For the last couple of days I've been visiting my beautiful Tajik classmate Zamira in St Paul and its been great. After a good catch-up after a long time, Zamira and I went to the science museum to see a lot of dead Germans in an exhibition called Body World ("more than 200 real human specimens"), and took some pictures in a park in the freezing cold.
On the bus ride here, while motoring past the beautiful fields of rural Wisconsin, I was able to get through almost all of King Leopold's Ghost -- an amazing and tragic tale of the Belgian colonization of the Congo. Life is funny like that isn't it? In our hearts and minds we are in two (or more) continents at once, each just as real as the other.
A couple of guys in America once came up with the country and western song Thank God and Greyhound (She's Gone). One of the guys was from Indiana -- a neat kind of thought to have when riding on a Greyhound bus from Indiana, through Illinois and Wisconsin, and onto Minneapolis St Paul.
Thank God and Greyhound, you're gone
That load on my mind got lighter when you got on
That shiny old bus is a beautiful sight
With the black smoke a-rollin' up around the tail light
It may sound kinda cruel but I've been silent too long
Thank God and Greyhound, you're gone.

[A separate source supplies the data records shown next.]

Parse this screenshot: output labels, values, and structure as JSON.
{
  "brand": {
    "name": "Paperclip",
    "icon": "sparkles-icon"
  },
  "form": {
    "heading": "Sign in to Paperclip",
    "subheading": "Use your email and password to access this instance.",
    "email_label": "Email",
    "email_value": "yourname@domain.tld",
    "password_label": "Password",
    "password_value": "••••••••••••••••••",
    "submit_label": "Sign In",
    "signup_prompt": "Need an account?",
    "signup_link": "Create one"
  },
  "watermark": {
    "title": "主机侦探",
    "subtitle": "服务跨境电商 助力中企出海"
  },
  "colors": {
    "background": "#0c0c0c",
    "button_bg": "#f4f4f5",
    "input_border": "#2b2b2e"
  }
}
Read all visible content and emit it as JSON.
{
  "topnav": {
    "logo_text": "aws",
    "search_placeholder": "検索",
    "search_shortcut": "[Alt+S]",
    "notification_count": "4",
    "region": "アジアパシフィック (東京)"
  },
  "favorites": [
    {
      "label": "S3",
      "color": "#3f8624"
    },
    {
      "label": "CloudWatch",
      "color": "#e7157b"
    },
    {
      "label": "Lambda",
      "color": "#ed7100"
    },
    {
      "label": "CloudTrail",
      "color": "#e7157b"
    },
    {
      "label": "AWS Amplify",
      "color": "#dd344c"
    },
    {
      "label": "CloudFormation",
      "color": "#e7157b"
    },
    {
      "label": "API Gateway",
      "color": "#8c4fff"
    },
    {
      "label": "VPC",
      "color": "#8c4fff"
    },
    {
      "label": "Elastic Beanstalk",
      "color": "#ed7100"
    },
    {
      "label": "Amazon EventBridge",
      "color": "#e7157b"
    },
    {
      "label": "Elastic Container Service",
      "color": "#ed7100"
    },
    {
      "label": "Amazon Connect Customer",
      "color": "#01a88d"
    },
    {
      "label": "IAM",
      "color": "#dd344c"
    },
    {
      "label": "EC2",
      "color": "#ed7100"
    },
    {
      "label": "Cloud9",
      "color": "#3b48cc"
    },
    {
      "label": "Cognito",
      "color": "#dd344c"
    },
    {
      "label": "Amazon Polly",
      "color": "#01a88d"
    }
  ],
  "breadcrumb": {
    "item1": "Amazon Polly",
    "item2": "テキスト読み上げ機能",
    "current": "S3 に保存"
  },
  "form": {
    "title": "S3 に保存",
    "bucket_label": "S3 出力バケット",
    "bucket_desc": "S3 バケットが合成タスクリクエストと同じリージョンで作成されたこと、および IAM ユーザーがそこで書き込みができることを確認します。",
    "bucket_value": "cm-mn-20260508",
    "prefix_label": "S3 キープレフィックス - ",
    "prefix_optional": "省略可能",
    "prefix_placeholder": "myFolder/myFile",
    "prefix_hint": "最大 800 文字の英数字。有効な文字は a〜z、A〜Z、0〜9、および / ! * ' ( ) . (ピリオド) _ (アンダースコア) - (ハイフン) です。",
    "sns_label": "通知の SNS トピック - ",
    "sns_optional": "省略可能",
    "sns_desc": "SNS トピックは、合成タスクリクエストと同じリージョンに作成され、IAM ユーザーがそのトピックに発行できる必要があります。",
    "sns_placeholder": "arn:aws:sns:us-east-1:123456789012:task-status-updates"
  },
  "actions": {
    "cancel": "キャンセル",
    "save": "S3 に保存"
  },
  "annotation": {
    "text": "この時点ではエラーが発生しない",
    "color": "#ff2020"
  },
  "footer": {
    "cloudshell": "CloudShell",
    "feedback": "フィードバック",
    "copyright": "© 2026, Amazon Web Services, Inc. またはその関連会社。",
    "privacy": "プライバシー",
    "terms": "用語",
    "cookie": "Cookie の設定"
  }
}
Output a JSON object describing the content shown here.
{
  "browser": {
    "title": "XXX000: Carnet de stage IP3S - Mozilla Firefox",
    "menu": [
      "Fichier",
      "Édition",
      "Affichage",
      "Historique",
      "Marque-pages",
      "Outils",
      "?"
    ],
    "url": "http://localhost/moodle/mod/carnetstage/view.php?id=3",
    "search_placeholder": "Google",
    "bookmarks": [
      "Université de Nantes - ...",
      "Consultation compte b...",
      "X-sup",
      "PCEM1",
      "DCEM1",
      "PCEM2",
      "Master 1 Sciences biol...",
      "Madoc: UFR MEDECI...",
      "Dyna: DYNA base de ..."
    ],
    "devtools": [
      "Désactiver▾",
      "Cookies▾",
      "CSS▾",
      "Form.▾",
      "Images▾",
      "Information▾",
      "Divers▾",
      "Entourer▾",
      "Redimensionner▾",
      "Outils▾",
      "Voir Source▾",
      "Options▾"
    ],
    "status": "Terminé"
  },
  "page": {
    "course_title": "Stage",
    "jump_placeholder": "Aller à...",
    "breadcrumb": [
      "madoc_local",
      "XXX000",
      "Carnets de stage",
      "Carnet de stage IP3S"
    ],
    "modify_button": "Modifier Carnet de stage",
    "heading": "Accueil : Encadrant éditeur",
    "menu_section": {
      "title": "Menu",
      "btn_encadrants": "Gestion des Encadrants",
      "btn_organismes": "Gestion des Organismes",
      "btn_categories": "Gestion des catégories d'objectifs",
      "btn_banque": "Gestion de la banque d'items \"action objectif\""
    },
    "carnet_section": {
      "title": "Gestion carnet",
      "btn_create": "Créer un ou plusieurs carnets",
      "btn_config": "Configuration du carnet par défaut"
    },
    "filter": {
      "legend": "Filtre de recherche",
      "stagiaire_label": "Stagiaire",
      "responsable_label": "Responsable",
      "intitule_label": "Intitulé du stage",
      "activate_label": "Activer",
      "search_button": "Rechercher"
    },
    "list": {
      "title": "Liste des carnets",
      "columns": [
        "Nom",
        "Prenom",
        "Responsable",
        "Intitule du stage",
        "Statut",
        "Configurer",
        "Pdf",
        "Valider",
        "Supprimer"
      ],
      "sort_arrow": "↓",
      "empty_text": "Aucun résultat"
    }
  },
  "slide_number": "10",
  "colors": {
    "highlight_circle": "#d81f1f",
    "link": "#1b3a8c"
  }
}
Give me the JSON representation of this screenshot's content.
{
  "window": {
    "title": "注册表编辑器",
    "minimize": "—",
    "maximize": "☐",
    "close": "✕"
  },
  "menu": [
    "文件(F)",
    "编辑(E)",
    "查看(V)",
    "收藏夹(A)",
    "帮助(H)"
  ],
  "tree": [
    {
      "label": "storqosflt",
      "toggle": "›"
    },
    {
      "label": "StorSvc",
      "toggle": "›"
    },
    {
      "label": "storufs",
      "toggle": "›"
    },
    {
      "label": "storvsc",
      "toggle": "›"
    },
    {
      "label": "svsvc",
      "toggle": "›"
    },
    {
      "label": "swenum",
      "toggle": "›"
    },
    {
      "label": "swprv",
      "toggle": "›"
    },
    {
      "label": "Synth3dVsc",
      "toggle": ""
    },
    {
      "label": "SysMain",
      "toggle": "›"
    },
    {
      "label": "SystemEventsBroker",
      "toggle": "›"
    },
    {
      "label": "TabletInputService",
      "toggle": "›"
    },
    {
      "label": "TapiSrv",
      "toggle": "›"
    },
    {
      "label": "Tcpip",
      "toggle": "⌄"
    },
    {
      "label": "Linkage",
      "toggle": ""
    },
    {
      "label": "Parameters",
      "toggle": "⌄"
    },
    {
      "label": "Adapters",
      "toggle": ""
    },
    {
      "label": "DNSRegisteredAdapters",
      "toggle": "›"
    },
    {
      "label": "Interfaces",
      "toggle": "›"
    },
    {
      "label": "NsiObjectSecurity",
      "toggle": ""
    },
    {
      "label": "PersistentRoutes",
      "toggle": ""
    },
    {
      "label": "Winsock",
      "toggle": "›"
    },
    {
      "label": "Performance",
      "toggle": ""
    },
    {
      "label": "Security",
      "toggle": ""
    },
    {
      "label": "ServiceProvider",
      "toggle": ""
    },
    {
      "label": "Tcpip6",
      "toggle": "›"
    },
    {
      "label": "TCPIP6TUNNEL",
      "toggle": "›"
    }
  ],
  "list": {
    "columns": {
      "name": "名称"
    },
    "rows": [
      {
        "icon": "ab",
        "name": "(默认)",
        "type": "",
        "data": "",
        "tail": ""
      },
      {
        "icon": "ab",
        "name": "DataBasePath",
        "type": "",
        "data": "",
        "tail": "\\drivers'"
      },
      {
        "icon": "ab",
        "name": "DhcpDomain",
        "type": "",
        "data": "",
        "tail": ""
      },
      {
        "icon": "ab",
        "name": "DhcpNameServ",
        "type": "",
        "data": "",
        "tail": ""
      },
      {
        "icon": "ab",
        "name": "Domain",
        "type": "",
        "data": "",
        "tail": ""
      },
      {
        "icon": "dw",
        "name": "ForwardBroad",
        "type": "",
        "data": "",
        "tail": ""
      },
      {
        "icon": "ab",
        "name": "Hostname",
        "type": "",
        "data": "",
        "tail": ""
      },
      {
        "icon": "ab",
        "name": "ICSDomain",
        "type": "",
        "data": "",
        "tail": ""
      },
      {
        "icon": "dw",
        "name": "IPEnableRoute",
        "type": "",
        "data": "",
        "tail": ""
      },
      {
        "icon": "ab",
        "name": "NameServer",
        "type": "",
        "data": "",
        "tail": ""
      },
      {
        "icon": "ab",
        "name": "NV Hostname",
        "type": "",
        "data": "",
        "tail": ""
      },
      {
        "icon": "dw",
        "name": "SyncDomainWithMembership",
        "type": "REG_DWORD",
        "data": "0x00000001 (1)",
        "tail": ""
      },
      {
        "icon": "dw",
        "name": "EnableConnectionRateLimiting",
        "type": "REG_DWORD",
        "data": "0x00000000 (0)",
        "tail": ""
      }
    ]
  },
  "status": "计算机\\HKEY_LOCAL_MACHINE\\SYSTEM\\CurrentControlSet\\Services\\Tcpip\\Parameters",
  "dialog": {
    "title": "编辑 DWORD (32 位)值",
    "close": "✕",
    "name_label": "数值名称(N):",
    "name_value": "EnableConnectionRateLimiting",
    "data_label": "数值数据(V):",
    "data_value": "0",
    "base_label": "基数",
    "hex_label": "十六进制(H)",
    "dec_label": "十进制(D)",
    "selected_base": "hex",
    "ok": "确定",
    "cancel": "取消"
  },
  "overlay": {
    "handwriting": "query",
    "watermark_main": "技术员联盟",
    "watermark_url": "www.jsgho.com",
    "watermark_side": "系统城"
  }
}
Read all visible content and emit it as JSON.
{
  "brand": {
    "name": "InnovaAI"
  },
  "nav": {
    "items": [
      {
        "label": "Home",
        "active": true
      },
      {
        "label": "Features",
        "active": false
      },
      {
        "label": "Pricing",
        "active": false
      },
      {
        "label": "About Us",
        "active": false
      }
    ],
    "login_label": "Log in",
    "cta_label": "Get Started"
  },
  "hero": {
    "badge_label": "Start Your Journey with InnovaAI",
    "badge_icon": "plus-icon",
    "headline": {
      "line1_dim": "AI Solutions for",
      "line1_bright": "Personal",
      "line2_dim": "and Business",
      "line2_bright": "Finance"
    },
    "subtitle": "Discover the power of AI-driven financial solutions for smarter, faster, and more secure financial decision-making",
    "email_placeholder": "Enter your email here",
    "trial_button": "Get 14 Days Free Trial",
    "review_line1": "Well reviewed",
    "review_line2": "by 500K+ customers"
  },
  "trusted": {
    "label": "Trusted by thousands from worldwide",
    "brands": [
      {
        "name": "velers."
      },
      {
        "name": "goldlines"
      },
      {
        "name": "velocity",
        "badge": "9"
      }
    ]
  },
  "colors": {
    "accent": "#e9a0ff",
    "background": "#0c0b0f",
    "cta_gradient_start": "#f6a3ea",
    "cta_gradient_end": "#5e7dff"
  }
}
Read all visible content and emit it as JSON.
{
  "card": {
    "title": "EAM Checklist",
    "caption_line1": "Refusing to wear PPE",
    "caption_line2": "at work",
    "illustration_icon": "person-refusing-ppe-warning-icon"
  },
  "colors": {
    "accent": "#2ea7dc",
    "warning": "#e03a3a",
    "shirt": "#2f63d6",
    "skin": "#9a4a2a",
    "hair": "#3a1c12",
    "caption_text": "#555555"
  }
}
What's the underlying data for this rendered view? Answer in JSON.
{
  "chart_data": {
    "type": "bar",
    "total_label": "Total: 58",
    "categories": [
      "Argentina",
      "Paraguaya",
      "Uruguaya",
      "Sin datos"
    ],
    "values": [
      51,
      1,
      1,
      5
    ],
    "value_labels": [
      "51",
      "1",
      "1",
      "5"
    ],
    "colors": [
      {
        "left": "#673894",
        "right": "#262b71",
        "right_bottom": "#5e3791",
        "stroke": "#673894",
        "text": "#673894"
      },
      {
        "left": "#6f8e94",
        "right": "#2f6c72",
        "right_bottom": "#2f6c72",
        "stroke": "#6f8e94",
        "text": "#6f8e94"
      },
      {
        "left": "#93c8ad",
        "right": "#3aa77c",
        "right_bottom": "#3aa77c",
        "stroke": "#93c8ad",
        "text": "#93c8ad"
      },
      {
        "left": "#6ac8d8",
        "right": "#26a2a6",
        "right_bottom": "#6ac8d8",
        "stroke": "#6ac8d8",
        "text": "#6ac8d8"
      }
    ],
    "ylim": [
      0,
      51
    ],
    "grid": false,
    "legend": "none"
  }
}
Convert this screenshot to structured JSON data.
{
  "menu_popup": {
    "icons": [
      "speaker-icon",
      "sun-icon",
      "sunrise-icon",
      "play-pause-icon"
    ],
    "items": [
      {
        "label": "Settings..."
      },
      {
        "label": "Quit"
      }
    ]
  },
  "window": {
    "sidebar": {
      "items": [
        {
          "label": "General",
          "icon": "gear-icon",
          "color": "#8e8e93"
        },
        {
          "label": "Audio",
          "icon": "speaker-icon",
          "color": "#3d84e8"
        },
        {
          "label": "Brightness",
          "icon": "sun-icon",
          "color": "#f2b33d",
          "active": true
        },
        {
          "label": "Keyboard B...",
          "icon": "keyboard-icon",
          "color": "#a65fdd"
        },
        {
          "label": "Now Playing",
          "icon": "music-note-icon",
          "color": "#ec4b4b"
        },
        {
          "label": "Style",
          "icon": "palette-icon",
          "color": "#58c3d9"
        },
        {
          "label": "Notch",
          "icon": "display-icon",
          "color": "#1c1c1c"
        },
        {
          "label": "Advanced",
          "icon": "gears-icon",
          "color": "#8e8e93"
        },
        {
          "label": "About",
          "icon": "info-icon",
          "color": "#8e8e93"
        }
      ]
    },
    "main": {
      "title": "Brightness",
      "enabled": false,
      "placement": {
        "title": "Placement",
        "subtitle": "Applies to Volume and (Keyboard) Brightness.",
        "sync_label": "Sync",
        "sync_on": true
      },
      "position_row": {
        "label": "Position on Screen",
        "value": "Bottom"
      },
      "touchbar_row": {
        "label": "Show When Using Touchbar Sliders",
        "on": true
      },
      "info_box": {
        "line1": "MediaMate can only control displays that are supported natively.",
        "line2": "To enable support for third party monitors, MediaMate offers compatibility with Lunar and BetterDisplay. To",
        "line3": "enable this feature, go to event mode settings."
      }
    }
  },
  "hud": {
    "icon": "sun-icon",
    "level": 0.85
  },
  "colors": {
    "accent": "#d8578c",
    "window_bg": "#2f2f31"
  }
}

Where did she go, the woman of this song? Did she come to the rolling rural land of Wisconsin, where barns nestle up against groves of trees, basking in the late light of the day, fields of golden corn shimmering resplendently? Did she see family homes with devoted parents and content children, or homes with men who beat their women and children? Did she see the fading glory of the fall trees, green, yellow, orange and red? The endless stream of hotels? Did she smell the tawdry odors emanating from the McDonalds found everywhere, especially at Greyhound rest stops? Did she ride on a bus full of white college age students, like this one, or dominated by lower class blacks and whites, like the previous one headed into Chicago?
And what of the man who inspired the song? Did he love the woman? Were they lovers? Probably. Did he regard female orgasms as an expression of biological anarchy? Probably not. Did she think he was hick? Maybe.
What a vast and steamy metropolis America is, gleaming, rural, voluptuous, more compelling than it is forgettable.